SBOS778D April 2016 – April 2021 THS4551
Operating the THS4551 at a low-noise gain (or with higher feedback resistors) can cause a lower phase margin to exist, thus giving the response peaking illustrated in Figure 7-1 for the gain of a 0.1 (a 1/10 attenuator) condition. Although operating the THS4551 as an attenuator is often useful, taking a large input range to a controlled output common-mode voltage with a purely differential signal around the VOCM voltage, the response peaking illustrated in Figure 7-1 is usually undesirable. Several approaches can be used to reduce or eliminate this peaking, usually at the cost of higher output noise. DC attenuation at the input usually increases the output noise broadband, whereas using an ac noise gain shaping technique that peaks the noise gain only at higher frequencies is more desirable. This peaking output noise can then be filtered off with the typical passive RC filters often used after this stage. Figure 10-4 shows a simplified schematic for the gain of 0.1-V/V test from Figure 7-1.
A 5-dB peaked response (see Figure 10-6) results from the configuration of Figure 10-4, which results from a nominal 32° phase margin. This peaking can be eliminated by placing two feedback capacitors across the RF elements and a differential input capacitor. Adding these capacitors provides a transition from a resistively set noise gain (NG1 = 1.1 in Figure 10-4) to a capacitive divider at high frequency, and flattening out to a higher noise gain (NG2). The key for this approach is to target a ZO where the noise gain begins to peak up. Using only the following terms, and targeting a closed-loop flat (Butterworth) response, gives this solution sequence (from Equation 11 to Equation 13) for ZO and then the capacitor values. See the OPA847 data sheet (page 12) for a discussion of this inverting noise gain shaping technique.
From these elements, for any voltage feedback op amp or FDA, solve for ZO as shown in Equation 11:
From this target zero frequency in the noise gain, the feedback capacitors can be solved as Equation 12:
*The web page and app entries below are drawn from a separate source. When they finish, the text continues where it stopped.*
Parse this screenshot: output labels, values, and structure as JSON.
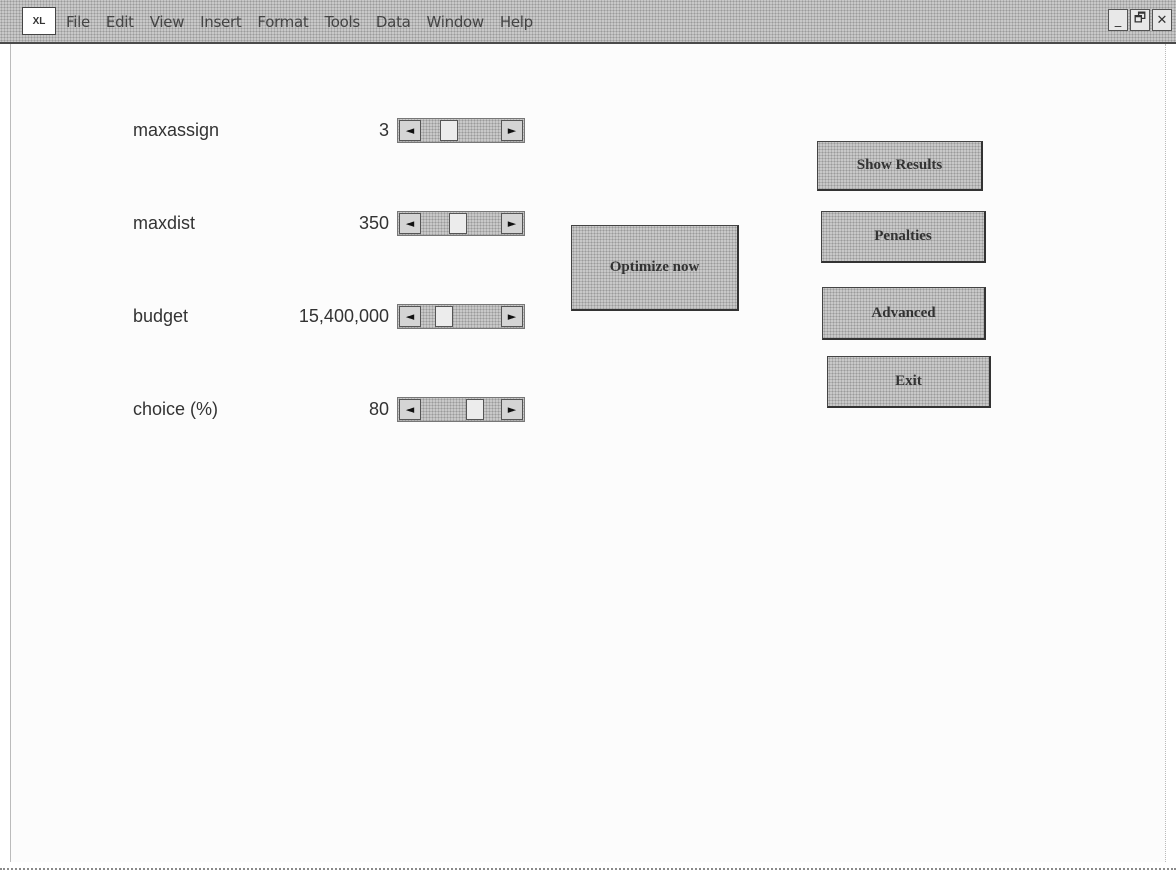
{
  "menubar": {
    "app_icon": "excel-app-icon",
    "app_icon_text": "XL",
    "items": [
      "File",
      "Edit",
      "View",
      "Insert",
      "Format",
      "Tools",
      "Data",
      "Window",
      "Help"
    ],
    "controls": {
      "minimize": "_",
      "restore": "🗗",
      "close": "✕"
    }
  },
  "parameters": [
    {
      "label": "maxassign",
      "value": "3",
      "scroll_position": 0.3
    },
    {
      "label": "maxdist",
      "value": "350",
      "scroll_position": 0.45
    },
    {
      "label": "budget",
      "value": "15,400,000",
      "scroll_position": 0.22
    },
    {
      "label": "choice (%)",
      "value": "80",
      "scroll_position": 0.72
    }
  ],
  "buttons": {
    "optimize": "Optimize now",
    "show_results": "Show Results",
    "penalties": "Penalties",
    "advanced": "Advanced",
    "exit": "Exit"
  },
  "scroll_arrows": {
    "left": "◄",
    "right": "►"
  }
}
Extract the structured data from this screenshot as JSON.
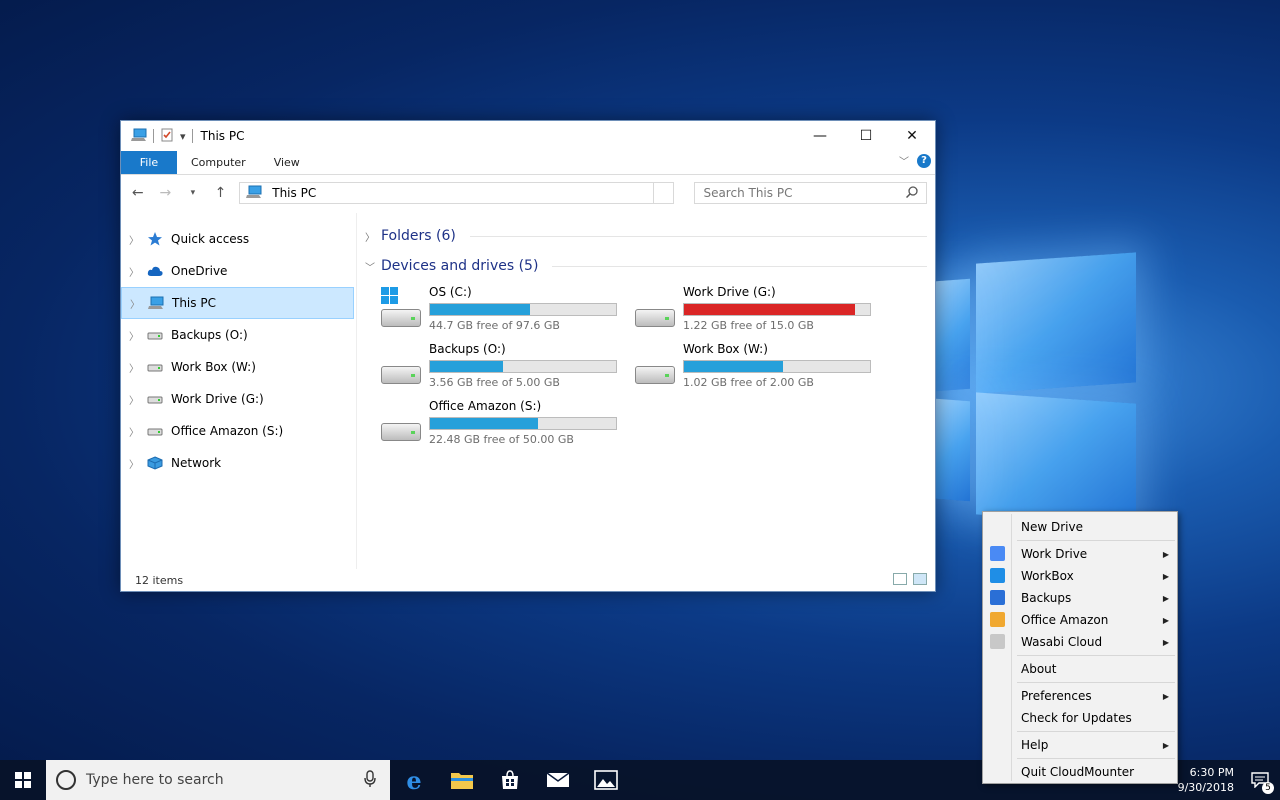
{
  "explorer": {
    "title": "This PC",
    "ribbon_tabs": [
      "File",
      "Computer",
      "View"
    ],
    "address": "This PC",
    "search_placeholder": "Search This PC",
    "nav_items": [
      {
        "label": "Quick access",
        "icon": "star-icon"
      },
      {
        "label": "OneDrive",
        "icon": "cloud-icon"
      },
      {
        "label": "This PC",
        "icon": "computer-icon",
        "selected": true
      },
      {
        "label": "Backups (O:)",
        "icon": "drive-icon"
      },
      {
        "label": "Work Box (W:)",
        "icon": "drive-icon"
      },
      {
        "label": "Work Drive (G:)",
        "icon": "drive-icon"
      },
      {
        "label": "Office Amazon (S:)",
        "icon": "drive-icon"
      },
      {
        "label": "Network",
        "icon": "network-icon"
      }
    ],
    "groups": {
      "folders": "Folders (6)",
      "devices": "Devices and drives (5)"
    },
    "drives": [
      {
        "name": "OS (C:)",
        "free": "44.7 GB free of 97.6 GB",
        "used_fraction": 0.54,
        "critical": false,
        "os": true
      },
      {
        "name": "Work Drive (G:)",
        "free": "1.22 GB free of 15.0 GB",
        "used_fraction": 0.92,
        "critical": true,
        "os": false
      },
      {
        "name": "Backups (O:)",
        "free": "3.56 GB free of 5.00 GB",
        "used_fraction": 0.39,
        "critical": false,
        "os": false
      },
      {
        "name": "Work Box (W:)",
        "free": "1.02 GB free of 2.00 GB",
        "used_fraction": 0.53,
        "critical": false,
        "os": false
      },
      {
        "name": "Office Amazon (S:)",
        "free": "22.48 GB free of 50.00 GB",
        "used_fraction": 0.58,
        "critical": false,
        "os": false
      }
    ],
    "status": "12 items"
  },
  "taskbar": {
    "search_placeholder": "Type here to search",
    "time": "6:30 PM",
    "date": "9/30/2018",
    "notification_count": "5"
  },
  "menu": {
    "items": [
      {
        "label": "New Drive",
        "submenu": false,
        "icon": null
      },
      {
        "sep": true
      },
      {
        "label": "Work Drive",
        "submenu": true,
        "icon": "google-drive-icon",
        "color": "#4a8af4"
      },
      {
        "label": "WorkBox",
        "submenu": true,
        "icon": "box-icon",
        "color": "#1f8ee6"
      },
      {
        "label": "Backups",
        "submenu": true,
        "icon": "backups-icon",
        "color": "#2a6fd6"
      },
      {
        "label": "Office Amazon",
        "submenu": true,
        "icon": "amazon-icon",
        "color": "#f0a830"
      },
      {
        "label": "Wasabi Cloud",
        "submenu": true,
        "icon": "wasabi-icon",
        "color": "#c8c8c8"
      },
      {
        "sep": true
      },
      {
        "label": "About",
        "submenu": false,
        "icon": null
      },
      {
        "sep": true
      },
      {
        "label": "Preferences",
        "submenu": true,
        "icon": null
      },
      {
        "label": "Check for Updates",
        "submenu": false,
        "icon": null
      },
      {
        "sep": true
      },
      {
        "label": "Help",
        "submenu": true,
        "icon": null
      },
      {
        "sep": true
      },
      {
        "label": "Quit CloudMounter",
        "submenu": false,
        "icon": null
      }
    ]
  }
}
The next step is to resolve the input capacitance on the summing junction. Equation 13 is for a single-ended op amp where the capacitor goes to ground. To use the capacitance (CS) resulting from Equation 13 for a voltage-feedback FDA, cut the target value in half and place the resulting CS across the two inputs (reducing the external value by the specified internal differential capacitance).
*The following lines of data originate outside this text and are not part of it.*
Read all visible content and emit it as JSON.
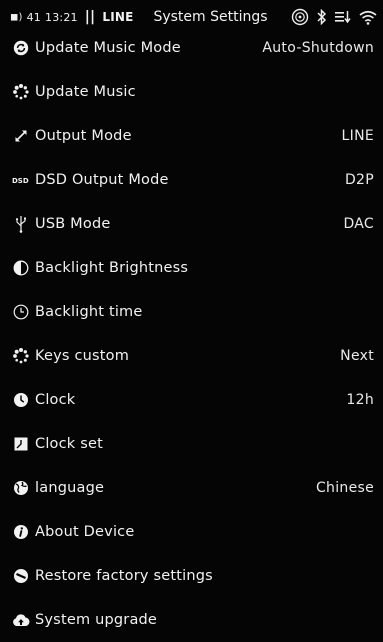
{
  "status_bar": {
    "volume": "41",
    "time": "13:21",
    "output": "LINE",
    "title": "System Settings"
  },
  "menu": [
    {
      "id": "update-music-mode",
      "label": "Update Music Mode",
      "value": "Auto-Shutdown",
      "icon": "refresh-icon"
    },
    {
      "id": "update-music",
      "label": "Update Music",
      "value": "",
      "icon": "spinner-icon"
    },
    {
      "id": "output-mode",
      "label": "Output Mode",
      "value": "LINE",
      "icon": "expand-arrows-icon"
    },
    {
      "id": "dsd-output-mode",
      "label": "DSD Output Mode",
      "value": "D2P",
      "icon": "dsd-icon"
    },
    {
      "id": "usb-mode",
      "label": "USB Mode",
      "value": "DAC",
      "icon": "usb-icon"
    },
    {
      "id": "backlight-brightness",
      "label": "Backlight Brightness",
      "value": "",
      "icon": "contrast-icon"
    },
    {
      "id": "backlight-time",
      "label": "Backlight time",
      "value": "",
      "icon": "clock-outline-icon"
    },
    {
      "id": "keys-custom",
      "label": "Keys custom",
      "value": "Next",
      "icon": "spinner-icon"
    },
    {
      "id": "clock",
      "label": "Clock",
      "value": "12h",
      "icon": "clock-filled-icon"
    },
    {
      "id": "clock-set",
      "label": "Clock set",
      "value": "",
      "icon": "clock-set-icon"
    },
    {
      "id": "language",
      "label": "language",
      "value": "Chinese",
      "icon": "globe-icon"
    },
    {
      "id": "about-device",
      "label": "About Device",
      "value": "",
      "icon": "info-icon"
    },
    {
      "id": "restore-factory-settings",
      "label": "Restore factory settings",
      "value": "",
      "icon": "restore-icon"
    },
    {
      "id": "system-upgrade",
      "label": "System upgrade",
      "value": "",
      "icon": "upgrade-icon"
    }
  ]
}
Using the computed capacitor values allows for an estimate of the resulting flat response bandwidth f–3dB frequency, as shown in Equation 14:
Running through these steps for the THS4551 in the attenuator circuit of Figure 10-4 provides the proposed compensation of Figure 10-5, where Equation 14 estimates a bandwidth of 22 MHz (the ZO target is 3.5 MHz). The solutions for CF gives 9 pF, where this value is reduced to 8.4 pF to account for the internal 0.6-pF feedback. The single-ended solution for CS gives 36 pF, which is reduced to 18 pF to be differential, and is then further reduced to 16.8 pF to account for the internal 1.2-pF differential input capacitance of the THS4551.
The 16.8 pF across the inputs is really a total of 36 pF for a single-ended design from Equation 13 reduced by half and then the 1.2-pF internal capacitance is removed.
These two designs (with and without the compensation capacitors) were both bench tested and simulated using the THS4551 TINA-TI™ model, which resulted in Figure 10-6. The TINA-TI™ simulation files used for Figure 10-6 are available both without the compensation capacitors and with the capacitors in place.
This approach does a good job of flattening the response for what starts out as a low phase margin attenuator application. The simulation model does a very good job of predicting the peaking and showing the same improvement with the external capacitors (both give a flat, approximately 24-MHz, closed-loop bandwidth for the gain of 0.1-V/V design). The output noise starts to peak up (because of the noise gain shaping of the capacitors) above 3.5 MHz in this example. These stages normally drive the RC filter at the input of a SAR ADC that filters off the noise peaking above 3.5 MHz.